Like at Marquette, Zummach stepped into a team that was struggling (11-17 record the year before he took over). However, he made them a consistent winner during all of his seasons and laid the groundwork to bring the NBL title to Sheboygan, where he still lives.

Zummach coached the Red Skins to a spot opposite the Oshkosh All-Stars in the 1941 NBL finals. He formed his team around Marquette alums, including All-American Dave Quabius, Glenn R. "Sparky" Adams, George Hesik, Bill McDonald and Paul Sokody. Sandlotter Otto Kolar, from Cicero, Ill., was rated as one of the best guards in the Midwest and ran Zummach’s the Red Skins offense.

Kareem Abdul-Jabbar recently mentioned Zummach as the coach who won surprising approval for black players from the Harlem Globetrotters to sleep in a hotel of an all-white city during the height of segregation in 1940 before they played his Sheboygan team. With Zummach spending fulltime with the lawfirm, the Red Skins only last one year in the NBA.

“The problem we had with the NBA was with Madison Square Garden. They asked how they would find Sheboygan, and why they would play there in front of 1,200 fans when they seated 17,000,” said Zummach, who built the foundation but had to leave the team the year before they acquired Hall of Fame guard Buddy Jeannette and won the NBL championship. “For what they were paying me I couldn’t have eaten bread and butter, and the law practice was doing well.”


The Palmetto Warrior said...
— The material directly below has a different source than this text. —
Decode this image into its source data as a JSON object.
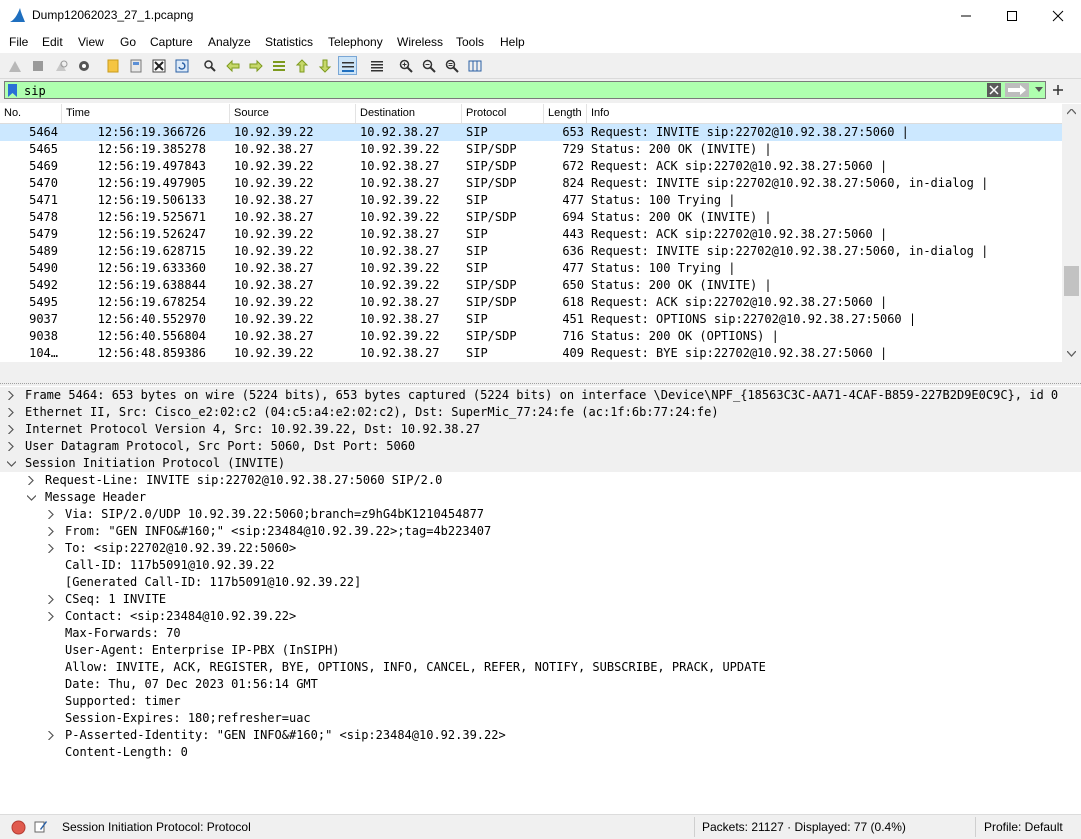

I thought this was one of the best articles on this site. As an alumnus and rabid basketball fan of Marquette, I often forget that our wonderful program is more than just wins or losses; we are part of a fraternity of alumni like Mr. Zummach and those who "came before" who paved the way in entertaining us with their athletic skills, and were role models in the classroom as they strove to do all things, as our motto says, to the greater glory of God

JohnPudner said...

Thank you so much for reading and for your kind words. As depressing as it is in some ways to have to wait from March to November without any games, it does give a chance to take a breath and reflect back. I cannot tell you how excited I was when Mr. Zummach picked up the phone. Thanks again.